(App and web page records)
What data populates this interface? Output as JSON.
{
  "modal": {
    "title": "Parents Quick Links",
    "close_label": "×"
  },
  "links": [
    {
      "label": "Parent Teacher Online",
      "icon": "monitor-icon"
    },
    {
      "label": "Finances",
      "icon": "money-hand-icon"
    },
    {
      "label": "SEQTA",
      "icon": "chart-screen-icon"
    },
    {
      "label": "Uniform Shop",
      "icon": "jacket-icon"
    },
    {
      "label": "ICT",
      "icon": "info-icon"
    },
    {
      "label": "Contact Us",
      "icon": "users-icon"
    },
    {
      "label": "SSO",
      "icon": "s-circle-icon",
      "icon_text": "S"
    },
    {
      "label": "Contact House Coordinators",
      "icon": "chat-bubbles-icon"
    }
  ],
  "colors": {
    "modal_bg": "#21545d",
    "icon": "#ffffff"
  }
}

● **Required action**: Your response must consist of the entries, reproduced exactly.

● **Response**:
What data populates this interface? Output as JSON.
{
  "modal": {
    "title": "Parents Quick Links",
    "close_label": "×"
  },
  "links": [
    {
      "label": "Parent Teacher Online",
      "icon": "monitor-icon"
    },
    {
      "label": "Finances",
      "icon": "money-hand-icon"
    },
    {
      "label": "SEQTA",
      "icon": "chart-screen-icon"
    },
    {
      "label": "Uniform Shop",
      "icon": "jacket-icon"
    },
    {
      "label": "ICT",
      "icon": "info-icon"
    },
    {
      "label": "Contact Us",
      "icon": "users-icon"
    },
    {
      "label": "SSO",
      "icon": "s-circle-icon",
      "icon_text": "S"
    },
    {
      "label": "Contact House Coordinators",
      "icon": "chat-bubbles-icon"
    }
  ],
  "colors": {
    "modal_bg": "#21545d",
    "icon": "#ffffff"
  }
}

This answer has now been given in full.